### Exercise goal
Copy each line below that includes "정산납입금".

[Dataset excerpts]
....

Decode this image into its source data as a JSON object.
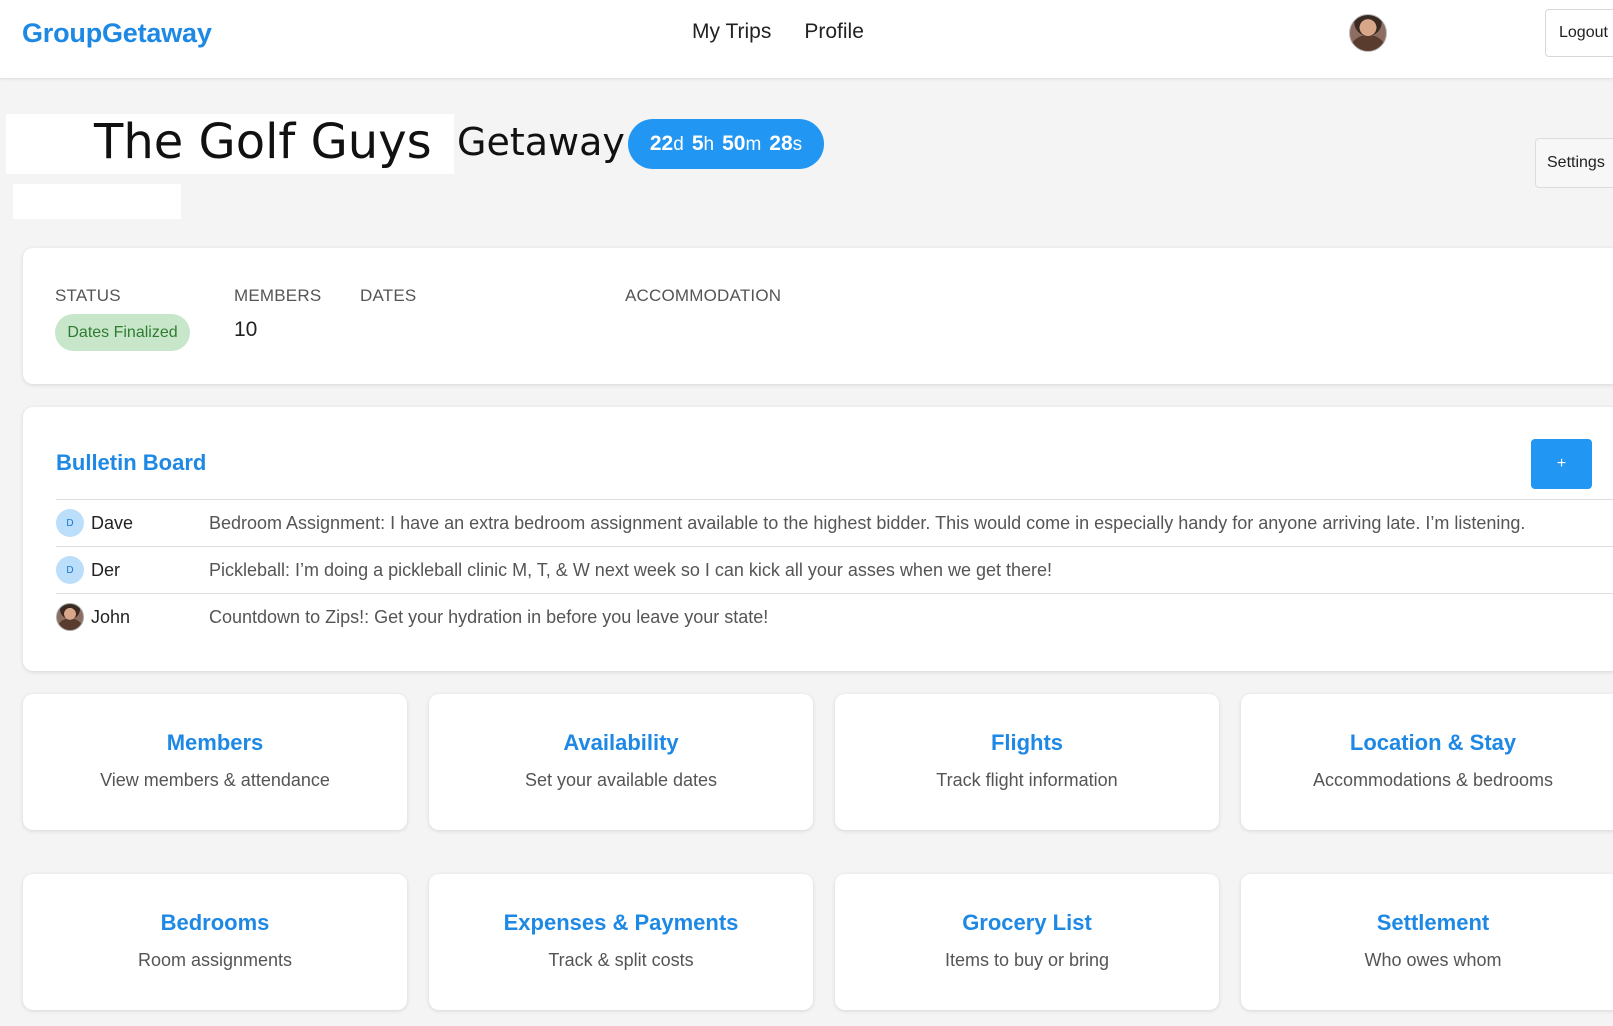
{
  "header": {
    "brand": "GroupGetaway",
    "nav": [
      "My Trips",
      "Profile"
    ],
    "logout_label": "Logout",
    "avatar_icon": "user-avatar-photo"
  },
  "trip": {
    "name": "The Golf Guys",
    "suffix": "Getaway",
    "countdown": {
      "days": "22",
      "days_unit": "d",
      "hours": "5",
      "hours_unit": "h",
      "minutes": "50",
      "minutes_unit": "m",
      "seconds": "28",
      "seconds_unit": "s"
    },
    "settings_label": "Settings"
  },
  "info": {
    "status_label": "STATUS",
    "status_value": "Dates Finalized",
    "members_label": "MEMBERS",
    "members_value": "10",
    "dates_label": "DATES",
    "accommodation_label": "ACCOMMODATION"
  },
  "bulletin": {
    "title": "Bulletin Board",
    "add_label": "+",
    "posts": [
      {
        "initial": "D",
        "name": "Dave",
        "message": "Bedroom Assignment: I have an extra bedroom assignment available to the highest bidder. This would come in especially handy for anyone arriving late. I’m listening."
      },
      {
        "initial": "D",
        "name": "Der",
        "message": "Pickleball: I’m doing a pickleball clinic M, T, & W next week so I can kick all your asses when we get there!"
      },
      {
        "initial": "",
        "name": "John",
        "message": "Countdown to Zips!: Get your hydration in before you leave your state!"
      }
    ]
  },
  "tiles": [
    {
      "title": "Members",
      "desc": "View members & attendance"
    },
    {
      "title": "Availability",
      "desc": "Set your available dates"
    },
    {
      "title": "Flights",
      "desc": "Track flight information"
    },
    {
      "title": "Location & Stay",
      "desc": "Accommodations & bedrooms"
    },
    {
      "title": "Bedrooms",
      "desc": "Room assignments"
    },
    {
      "title": "Expenses & Payments",
      "desc": "Track & split costs"
    },
    {
      "title": "Grocery List",
      "desc": "Items to buy or bring"
    },
    {
      "title": "Settlement",
      "desc": "Who owes whom"
    }
  ],
  "colors": {
    "accent": "#1e88e5",
    "button": "#2196f3",
    "status_bg": "#c8e6c9",
    "status_text": "#2e7d32",
    "page_bg": "#f4f4f4"
  }
}
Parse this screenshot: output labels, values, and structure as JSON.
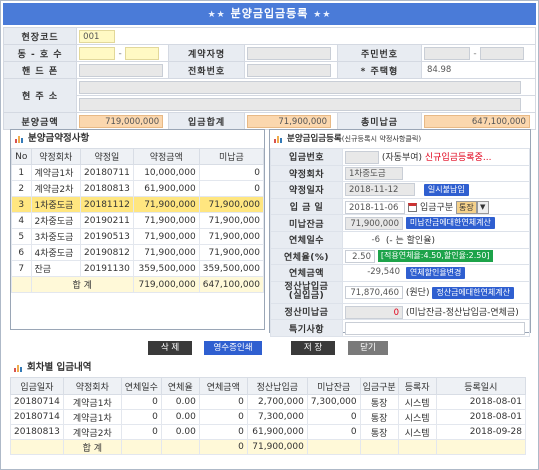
{
  "window": {
    "title": "분양금입금등록"
  },
  "header": {
    "site_code_label": "현장코드",
    "site_code": "001",
    "unit_label": "동 - 호 수",
    "contractor_label": "계약자명",
    "resident_no_label": "주민번호",
    "cellphone_label": "핸 드 폰",
    "phone_label": "전화번호",
    "unit_type_label": "* 주택형",
    "unit_type_value": "84.98",
    "address_label": "현 주 소",
    "sale_price_label": "분양금액",
    "sale_price": "719,000,000",
    "paid_total_label": "입금합계",
    "paid_total": "71,900,000",
    "unpaid_total_label": "총미납금",
    "unpaid_total": "647,100,000"
  },
  "schedule": {
    "title": "분양금약정사항",
    "columns": [
      "No",
      "약정회차",
      "약정일",
      "약정금액",
      "미납금"
    ],
    "rows": [
      [
        "1",
        "계약금1차",
        "20180711",
        "10,000,000",
        "0"
      ],
      [
        "2",
        "계약금2차",
        "20180813",
        "61,900,000",
        "0"
      ],
      [
        "3",
        "1차중도금",
        "20181112",
        "71,900,000",
        "71,900,000"
      ],
      [
        "4",
        "2차중도금",
        "20190211",
        "71,900,000",
        "71,900,000"
      ],
      [
        "5",
        "3차중도금",
        "20190513",
        "71,900,000",
        "71,900,000"
      ],
      [
        "6",
        "4차중도금",
        "20190812",
        "71,900,000",
        "71,900,000"
      ],
      [
        "7",
        "잔금",
        "20191130",
        "359,500,000",
        "359,500,000"
      ]
    ],
    "sum_label": "합 계",
    "sum_amount": "719,000,000",
    "sum_unpaid": "647,100,000"
  },
  "payment_form": {
    "title": "분양금입금등록",
    "subtitle": "(신규등록시 약정사항클릭)",
    "payment_no_label": "입금번호",
    "payment_no_auto": "(자동부여)",
    "payment_no_note": "신규입금등록중...",
    "round_label": "약정회차",
    "round_value": "1차중도금",
    "due_date_label": "약정일자",
    "due_date_value": "2018-11-12",
    "prepay_btn": "일시불납입",
    "pay_date_label": "입 금 일",
    "pay_date_value": "2018-11-06",
    "pay_type_label": "입금구분",
    "pay_type_value": "통장",
    "unpaid_label": "미납잔금",
    "unpaid_value": "71,900,000",
    "unpaid_btn": "미납잔금에대한연체계산",
    "overdue_days_label": "연체일수",
    "overdue_days_value": "-6",
    "overdue_days_note": "(- 는 할인율)",
    "rate_label": "연체율(%)",
    "rate_value": "2.50",
    "rate_note": "[적용연체율:4.50,할인율:2.50]",
    "overdue_amt_label": "연체금액",
    "overdue_amt_value": "-29,540",
    "overdue_amt_btn": "연체할인율변경",
    "settle_label": "정산납입금\n(실입금)",
    "settle_value": "71,870,460",
    "settle_unit": "(원단)",
    "settle_btn": "정산금에대한연체계산",
    "settle_unpaid_label": "정산미납금",
    "settle_unpaid_value": "0",
    "settle_unpaid_note": "(미납잔금-정산납입금-연체금)",
    "memo_label": "특기사항"
  },
  "actions": {
    "delete": "삭 제",
    "receipt": "영수증인쇄",
    "save": "저 장",
    "close": "닫기"
  },
  "history": {
    "title": "회차별 입금내역",
    "columns": [
      "입금일자",
      "약정회차",
      "연체일수",
      "연체율",
      "연체금액",
      "정산납입금",
      "미납잔금",
      "입금구분",
      "등록자",
      "등록일시"
    ],
    "rows": [
      [
        "20180714",
        "계약금1차",
        "0",
        "0.00",
        "0",
        "2,700,000",
        "7,300,000",
        "통장",
        "시스템",
        "2018-08-01"
      ],
      [
        "20180714",
        "계약금1차",
        "0",
        "0.00",
        "0",
        "7,300,000",
        "0",
        "통장",
        "시스템",
        "2018-08-01"
      ],
      [
        "20180813",
        "계약금2차",
        "0",
        "0.00",
        "0",
        "61,900,000",
        "0",
        "통장",
        "시스템",
        "2018-09-28"
      ]
    ],
    "sum_label": "합 계",
    "sum_overdue": "0",
    "sum_settle": "71,900,000"
  },
  "colors": {
    "title_bg": "#4a7bd8",
    "selected_row": "#ffe680",
    "amount_bg": "#fbd7ae",
    "required_bg": "#fff9c4"
  }
}
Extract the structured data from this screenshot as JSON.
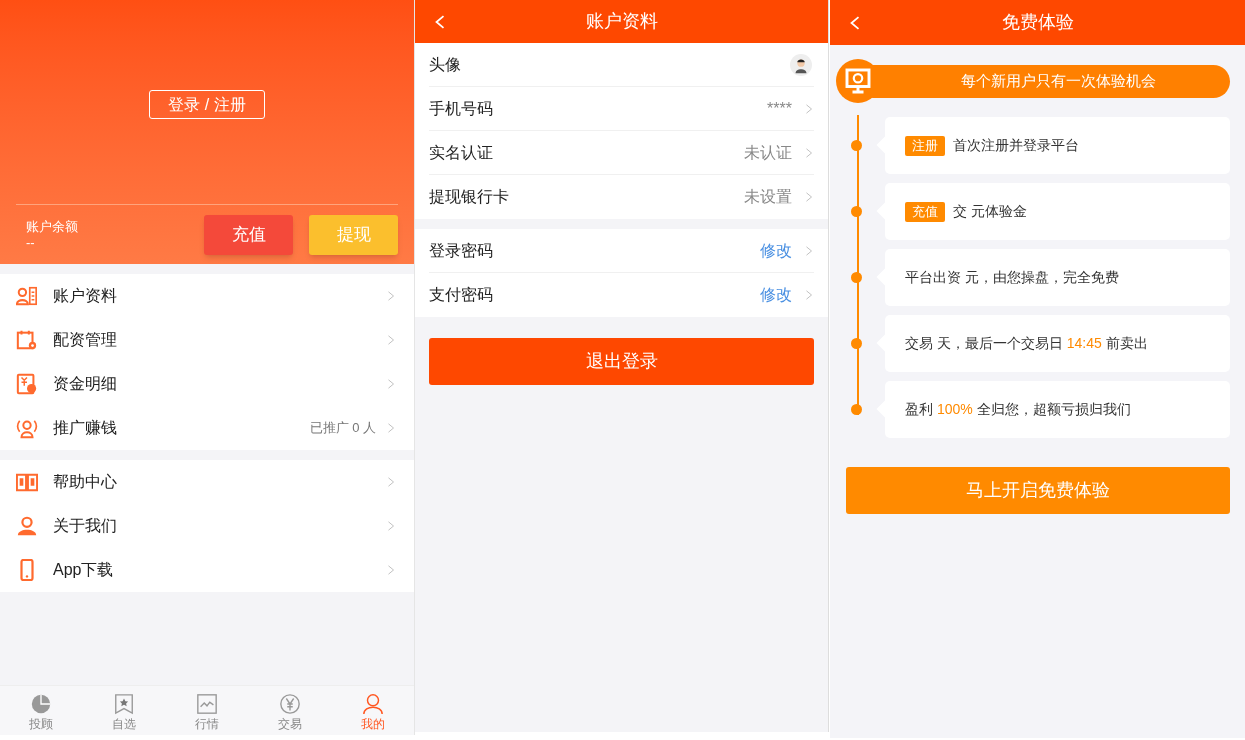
{
  "account_panel": {
    "login_button": "登录 / 注册",
    "balance_label": "账户余额",
    "balance_value": "--",
    "buttons": [
      {
        "label": "充值",
        "kind": "recharge"
      },
      {
        "label": "提现",
        "kind": "withdraw"
      }
    ],
    "menu_groups": [
      [
        {
          "kind": "profile",
          "label": "账户资料"
        },
        {
          "kind": "funding",
          "label": "配资管理"
        },
        {
          "kind": "ledger",
          "label": "资金明细"
        },
        {
          "kind": "promote",
          "label": "推广赚钱",
          "note": "已推广 0 人"
        }
      ],
      [
        {
          "kind": "help",
          "label": "帮助中心"
        },
        {
          "kind": "about",
          "label": "关于我们"
        },
        {
          "kind": "app",
          "label": "App下载"
        }
      ]
    ],
    "tab_bar": [
      {
        "kind": "advisor",
        "label": "投顾",
        "selected": false
      },
      {
        "kind": "watchlist",
        "label": "自选",
        "selected": false
      },
      {
        "kind": "market",
        "label": "行情",
        "selected": false
      },
      {
        "kind": "trade",
        "label": "交易",
        "selected": false
      },
      {
        "kind": "mine",
        "label": "我的",
        "selected": true
      }
    ]
  },
  "profile_panel": {
    "title": "账户资料",
    "groups": [
      [
        {
          "kind": "avatar",
          "label": "头像"
        },
        {
          "kind": "value",
          "label": "手机号码",
          "value": "****"
        },
        {
          "kind": "value",
          "label": "实名认证",
          "value": "未认证"
        },
        {
          "kind": "value",
          "label": "提现银行卡",
          "value": "未设置"
        }
      ],
      [
        {
          "kind": "link",
          "label": "登录密码",
          "value": "修改"
        },
        {
          "kind": "link",
          "label": "支付密码",
          "value": "修改"
        }
      ]
    ],
    "logout_button": "退出登录"
  },
  "trial_panel": {
    "title": "免费体验",
    "banner": "每个新用户只有一次体验机会",
    "steps": [
      {
        "tag": "注册",
        "parts": [
          {
            "text": "首次注册并登录平台",
            "highlight": false
          }
        ]
      },
      {
        "tag": "充值",
        "parts": [
          {
            "text": "交 元体验金",
            "highlight": false
          }
        ]
      },
      {
        "parts": [
          {
            "text": "平台出资 元，由您操盘，完全免费",
            "highlight": false
          }
        ]
      },
      {
        "parts": [
          {
            "text": "交易 天，最后一个交易日 ",
            "highlight": false
          },
          {
            "text": "14:45",
            "highlight": true
          },
          {
            "text": " 前卖出",
            "highlight": false
          }
        ]
      },
      {
        "parts": [
          {
            "text": "盈利 ",
            "highlight": false
          },
          {
            "text": "100%",
            "highlight": true
          },
          {
            "text": " 全归您，超额亏损归我们",
            "highlight": false
          }
        ]
      }
    ],
    "start_button": "马上开启免费体验"
  }
}
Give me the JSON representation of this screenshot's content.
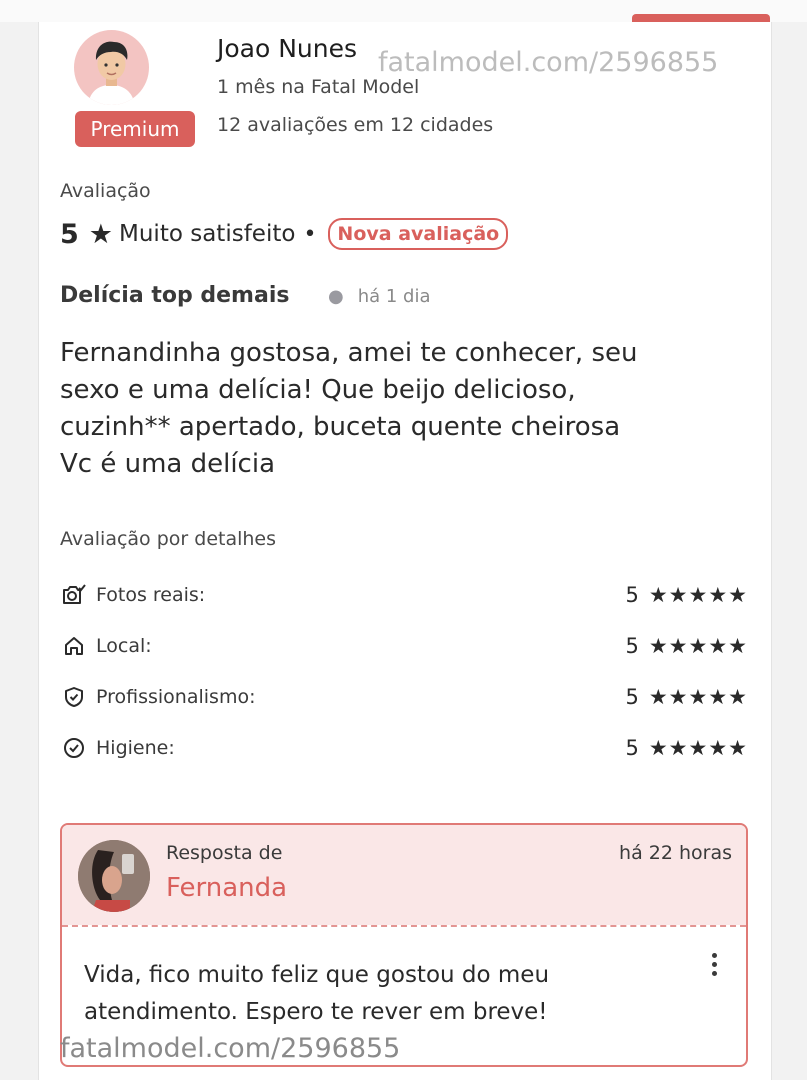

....

### Reply to the exercise
    "settle_label": "정산납입금\n(실입금)",
    "settle_unpaid_note": "(미납잔금-정산납입금-연체금)",
      "정산납입금",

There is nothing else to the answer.